Beginning in 1765, Washington served as a member of the House of Burgesses of Virginia. With the other colonists, Washington also became angry about the high taxes England was imposing on the colonies without any kind of representation in their government and joined in the protests. In 1774, Washington served as a member of the First Continental Congress, the colonies first attempt at their own government. The next year, Washington returned to serve on the Second Continental Congress. After the battles of Lexington and Concord, the Second Continental Congress unanimously chose George Washington as the commander-in-chief, the General over all of the armies and militias in the colonies. He worked hard as a general and demanded the same from the men he commanded. Washington was a smart leader and did not let the British draw him into battles but instead chose the battles he would fight himself. During the war, Washington led 10,000 men and stayed with them for almost the entire war. When the war was over in 1783, Washington resigned from his commission as the commander-in-chief of the new country’s army. He once again returned to Mount Vernon where he hoped to live the remainder of his life as a gentleman farmer.

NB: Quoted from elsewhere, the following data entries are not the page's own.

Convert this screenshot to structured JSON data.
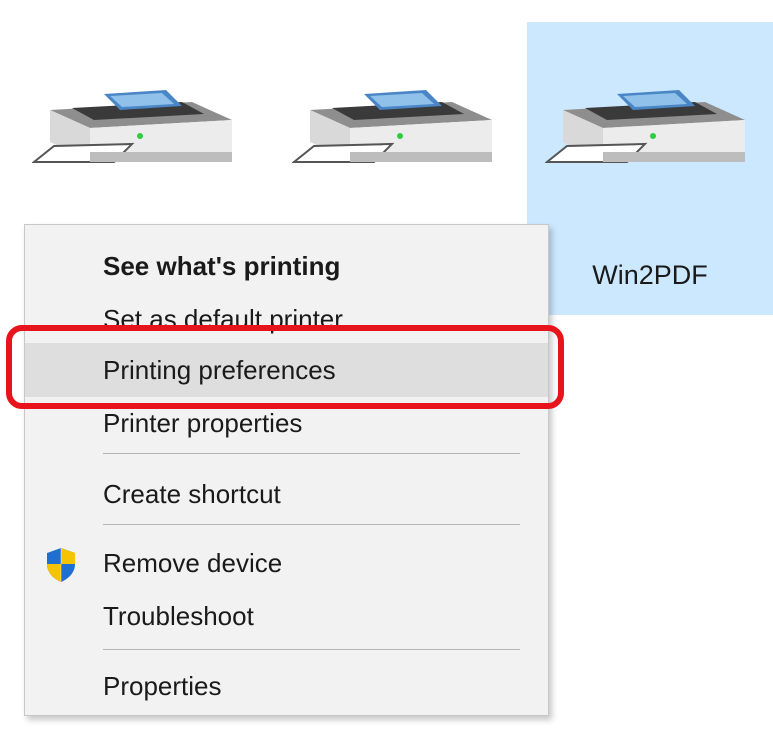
{
  "printers": [
    {
      "label": "",
      "icon": "printer-icon",
      "selected": false
    },
    {
      "label": "",
      "icon": "printer-icon",
      "selected": false
    },
    {
      "label": "Win2PDF",
      "icon": "printer-icon",
      "selected": true
    }
  ],
  "colors": {
    "selected_tile_bg": "#cce8ff",
    "menu_bg": "#f2f2f2",
    "menu_hover_bg": "#dedede",
    "highlight_border": "#e8141c"
  },
  "context_menu": {
    "items": [
      {
        "label": "See what's printing",
        "bold": true
      },
      {
        "label": "Set as default printer"
      },
      {
        "label": "Printing preferences",
        "highlighted": true
      },
      {
        "label": "Printer properties"
      },
      {
        "label": "Create shortcut"
      },
      {
        "label": "Remove device",
        "icon": "uac-shield-icon"
      },
      {
        "label": "Troubleshoot"
      },
      {
        "label": "Properties"
      }
    ]
  }
}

However, when the Constitutional Convention met in 1787, Washington was chosen as one of Virginia’s delegates. George Washington was chosen to be the president of the Constitutional Convention. For three long, hot months, from late May to mid-September, the members met in closed rooms. Finally, they came to an agreement and the member signed the constitution on September 17, 1787. Once the Constitution was ratified, the people elected George Washington as their first president. After serving two consecutive terms, Washington was finally able to return home in 1798. He lived the few years he had left, working as a farmer.